How Free Trade Agreements concluded with EFTA-States impose much stronger rules on Developing Countries for IPRs on life than the WTO
The Member States of the European Free Trade Association (EFTA) - Iceland, Liechtenstein, Norway and Switzerland - and the Republic of Korea met in Geneva on 16 December 2004 to launch negotiations on a comprehensive Free Trade Agreement, which they agree to aim at concluding before the end of 2005.
On the occasion of their Ministerial Meeting in Geneva on 17 December 2004, the Member States of the European Free Trade Association (EFTA) - Iceland, Liechtenstein, Norway and Switzerland - signed a Free Trade Agreement with the Republic of Tunisia.
SACU’s deal with Efta will be a scaled-down version of the original: Efta members have agreed to Sacu’s request to shelve complex issues such as government procurement, intellectual property and investment.
Today 57 organizations sent a letter to the trade and foreign ministers of EFTA member states urging them not to include provisions that would restrict access to medicines and farmers rights under the EFTA-SACU FTA
South Korea will hold a second round of joint studies on a free trade agreement this week in with the European Free Trade Association (EFTA), which is made up of Switzerland, Norway, Iceland and Liechtenstein.
Tralac’s Hilton Zunckel comments on the Free Trade Agreement negotiations between the Southern African Customs Union and the European Free Trade Area.
South Korea and the four-member European Free Trade Association (EFTA) are expected to begin talks for a free trade agreement (FTA) from early next year, according to a top government official.
It is not widely known that Switzerland will sign two more bilateral free trade agreements (with Lebanon and Tunisia) on the occasion of the meeting of ministers of EFTA states (Switzerland, Liechtenstein, Norway, Iceland) taking place in Montreux (Switzerland) on June 24.

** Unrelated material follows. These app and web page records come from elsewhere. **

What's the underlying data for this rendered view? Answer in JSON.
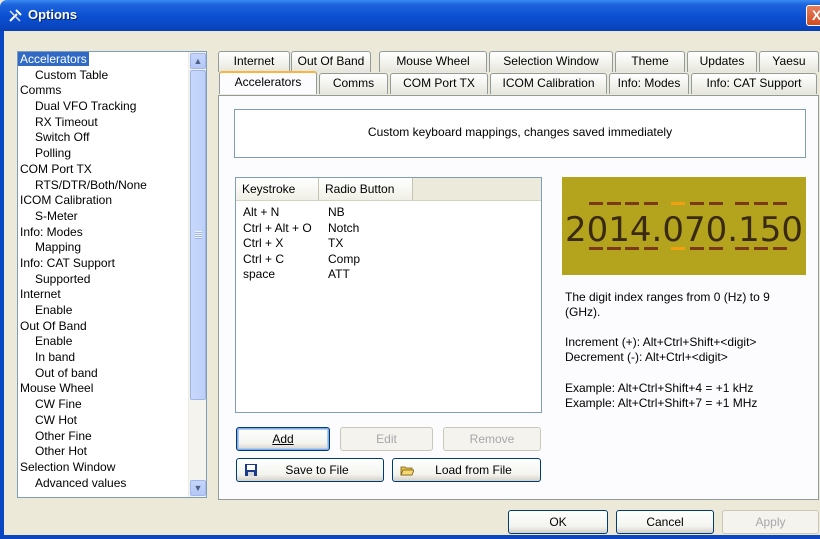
{
  "window": {
    "title": "Options",
    "close_glyph": "X"
  },
  "tree": {
    "items": [
      {
        "label": "Accelerators",
        "level": 0,
        "selected": true
      },
      {
        "label": "Custom Table",
        "level": 1
      },
      {
        "label": "Comms",
        "level": 0
      },
      {
        "label": "Dual VFO Tracking",
        "level": 1
      },
      {
        "label": "RX Timeout",
        "level": 1
      },
      {
        "label": "Switch Off",
        "level": 1
      },
      {
        "label": "Polling",
        "level": 1
      },
      {
        "label": "COM Port TX",
        "level": 0
      },
      {
        "label": "RTS/DTR/Both/None",
        "level": 1
      },
      {
        "label": "ICOM Calibration",
        "level": 0
      },
      {
        "label": "S-Meter",
        "level": 1
      },
      {
        "label": "Info: Modes",
        "level": 0
      },
      {
        "label": "Mapping",
        "level": 1
      },
      {
        "label": "Info: CAT Support",
        "level": 0
      },
      {
        "label": "Supported",
        "level": 1
      },
      {
        "label": "Internet",
        "level": 0
      },
      {
        "label": "Enable",
        "level": 1
      },
      {
        "label": "Out Of Band",
        "level": 0
      },
      {
        "label": "Enable",
        "level": 1
      },
      {
        "label": "In band",
        "level": 1
      },
      {
        "label": "Out of band",
        "level": 1
      },
      {
        "label": "Mouse Wheel",
        "level": 0
      },
      {
        "label": "CW Fine",
        "level": 1
      },
      {
        "label": "CW Hot",
        "level": 1
      },
      {
        "label": "Other Fine",
        "level": 1
      },
      {
        "label": "Other Hot",
        "level": 1
      },
      {
        "label": "Selection Window",
        "level": 0
      },
      {
        "label": "Advanced values",
        "level": 1
      }
    ]
  },
  "tabs": {
    "row1": [
      "Internet",
      "Out Of Band",
      "Mouse Wheel",
      "Selection Window",
      "Theme",
      "Updates",
      "Yaesu"
    ],
    "row2": [
      "Accelerators",
      "Comms",
      "COM Port TX",
      "ICOM Calibration",
      "Info: Modes",
      "Info: CAT Support"
    ],
    "active": "Accelerators"
  },
  "description": "Custom keyboard mappings, changes saved immediately",
  "keymap": {
    "columns": [
      "Keystroke",
      "Radio Button"
    ],
    "rows": [
      [
        "Alt + N",
        "NB"
      ],
      [
        "Ctrl + Alt + O",
        "Notch"
      ],
      [
        "Ctrl + X",
        "TX"
      ],
      [
        "Ctrl + C",
        "Comp"
      ],
      [
        "space",
        "ATT"
      ]
    ]
  },
  "buttons": {
    "add": "Add",
    "edit": "Edit",
    "remove": "Remove",
    "save_file": "Save to File",
    "load_file": "Load from File",
    "ok": "OK",
    "cancel": "Cancel",
    "apply": "Apply"
  },
  "frequency_display": {
    "value": "2014.070.150",
    "highlighted_digit_index": 5,
    "colors": {
      "background": "#b3a31d",
      "digits": "#3a2a14",
      "dash": "#7a3a1a",
      "highlight": "#f0a010"
    }
  },
  "info": {
    "line1": "The digit index ranges from 0 (Hz) to 9",
    "line2": "(GHz).",
    "increment": "Increment (+):  Alt+Ctrl+Shift+<digit>",
    "decrement": "Decrement (-):  Alt+Ctrl+<digit>",
    "example1": "Example:  Alt+Ctrl+Shift+4  =  +1 kHz",
    "example2": "Example:  Alt+Ctrl+Shift+7  =  +1 MHz"
  },
  "icons": {
    "title": "tools-icon",
    "save": "floppy-disk-icon",
    "load": "open-folder-icon"
  }
}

The Free Trade Agreements concluded between the four member states of the European Free Trade Association ¬(EFTA) - Switzerland, Norway, Iceland and Liechtenstein - and a number of developing countries contain provisions on the protection of intellectual property rights (IPRs) which go far beyond the obligations already imposed on these countries in the framework of the World Trade Organization (WTO).